The city of Pittsburgh, Pennsylvania is home to many great art museums, cultural institutions as well as educational and medical facilities like the University of Pittsburgh. For over thirty years, Dr. Thomas E. Starzl, renown transplantation pioneer and researcher, served on the surgical faculty at the University of Pittsburgh. Though one can read more about his groundbreaking research and life on his official website, this post discusses an outdoor sculpture maintenance project in Pittsburgh of a bronze sculpture dedicated to the late Dr. Starzl.
The outdoor sculpture maintenance in Pittsburgh was performed by Christina L. Simms, Conservator of Objects and Sculpture. The bronze sculpture is of Dr. Starzl who sits casually on a bench just outside of the Cathedral of Learning on the University of Pittsburgh’s campus. The bronze artwork was sculpted by artist Susan Wagner, and dedicated in a ceremony on June 23, 2018. The figure is dressed in a turtleneck, blazer, and slacks. His legs are crossed and his body is turned as if to engage anyone who sits next to him in conservation.

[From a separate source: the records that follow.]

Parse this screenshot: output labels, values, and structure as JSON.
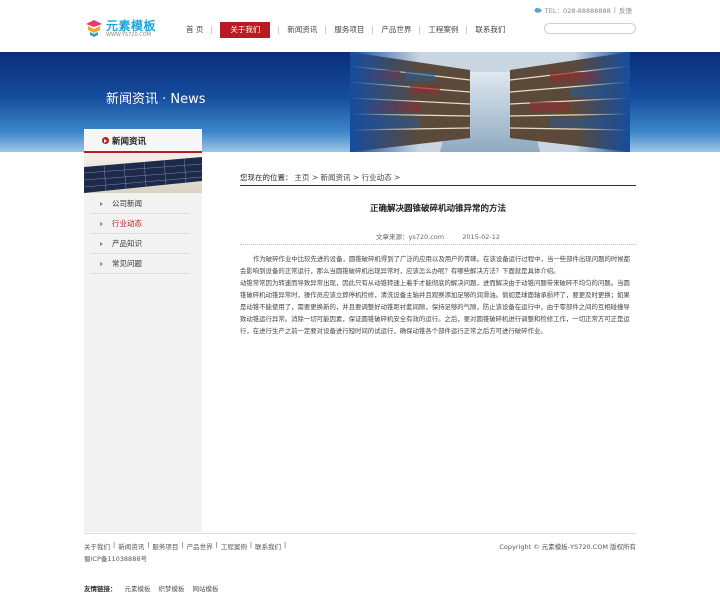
{
  "header": {
    "logo_name": "元素模板",
    "logo_url": "WWW.YS720.COM",
    "tel_text": "TEL：028-88888888",
    "divider": "|",
    "feedback": "反馈",
    "search_placeholder": ""
  },
  "nav": {
    "items": [
      {
        "label": "首 页"
      },
      {
        "label": "关于我们",
        "active": true
      },
      {
        "label": "新闻资讯"
      },
      {
        "label": "服务项目"
      },
      {
        "label": "产品世界"
      },
      {
        "label": "工程案例"
      },
      {
        "label": "联系我们"
      }
    ]
  },
  "banner": {
    "title": "新闻资讯 · News"
  },
  "sidebar": {
    "heading": "新闻资讯",
    "items": [
      {
        "label": "公司新闻"
      },
      {
        "label": "行业动态",
        "active": true
      },
      {
        "label": "产品知识"
      },
      {
        "label": "常见问题"
      }
    ]
  },
  "breadcrumb": {
    "label": "您现在的位置：",
    "path": "主页 > 新闻资讯 > 行业动态 >"
  },
  "article": {
    "title": "正确解决圆锥破碎机动锥异常的方法",
    "source": "文章来源：ys720.com",
    "date": "2015-02-12",
    "para1": "作为破碎作业中比较先进的设备，圆锥破碎机得到了广泛的应用以及用户的青睐。在该设备运行过程中，当一些部件出现问题的时候都会影响到设备的正常运行，那么当圆锥破碎机出现异常时，应该怎么办呢？有哪些解决方法？下面就是具体介绍。",
    "para2": "动锥常常因为转速而导致异常出现，因此只有从动锥转速上着手才能彻底的解决问题，进而解决由于动锥问题带来破碎不均匀的问题。当圆锥破碎机动锥异常时，操作员应该立即停机检修，清洗设备主轴并且观察添加足够的润滑油。倘如是球面轴承损坏了，要更及时更换；如果是动锥不能使用了，需要更换新的，并且要调整好动锥距衬套间隙，保持足够的气隙，防止该设备在运行中，由于零部件之间的互相碰撞导致动锥运行异常。消除一切可能因素，保证圆锥破碎机安全有效的运行。之后，要对圆锥破碎机进行调整和检修工作，一切正常方可正是运行，在进行生产之前一定要对设备进行短时间的试运行，确保动锥各个部件运行正常之后方可进行破碎作业。"
  },
  "footer": {
    "links": [
      "关于我们",
      "新闻资讯",
      "服务项目",
      "产品世界",
      "工程案例",
      "联系我们"
    ],
    "sep": "|",
    "icp": "蜀ICP备11038888号",
    "copyright": "Copyright © 元素模板-YS720.COM 版权所有",
    "friend_label": "友情链接：",
    "friend_links": [
      "元素模板",
      "织梦模板",
      "网站模板"
    ]
  },
  "colors": {
    "accent": "#b81c22",
    "banner_dark": "#0a2e7a",
    "logo_blue": "#1ea5d9"
  }
}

In performing outdoor sculpture maintenance in Pittsburgh, it is worth noting that the City experiences harsh winters and hot summers. This kind of weather pattern can be hard on protective coatings such as wax or acrylic resin for outdoor bronzes. In addition, it is common in the Midwestern United States to use salt to melt potentially dangerous icy sidewalks and roads. Since the sculpture is located on a college campus, pedestrian safety is important. Salts, however, can cause or accelerate corrosion. The practice impacts many outdoor sculptures displayed in public areas in colder climates where salt is used in the winter. Regular washing and waxing maintenance helps to mitigate this common issue.
By the fall of 2019, the wax coating on the bronze sculpture of Dr. Thomas E. Starzl had some areas of blanching. Some blue-green corrosion was also observed around the feet. Conservator Simms washed the surface with a non-ionic surfactant then thoroughly rinsed away any remaining residues. She then heated the bronze and applied a wax coating. Since the sculpture is seated on a bench, this process was carefully executed so the metal could be heated to the right temperature to melt the wax, but not to adversely impact the paint. The surface was then polished with a flame to create an even sheen. A paste wax was applied to the plaque then buffed.
After performing the outdoor sculpture maintenance in Pittsburgh, the bronze might not appear all the different. A closer look reveals a surface that no longer has blanching, and the once blue-green corrosion is now saturated with a layer of protective wax. Regular maintenance will keep the sculpture in good condition for many years to come.
In the meantime, if you find yourself in Pittsburgh, sometimes called the Steel City or the City of Bridges, come and take a seat. Dr. Thomas E. Starzl can be visited anytime just off Fifth Avenue in front of the Cathedral of Learning.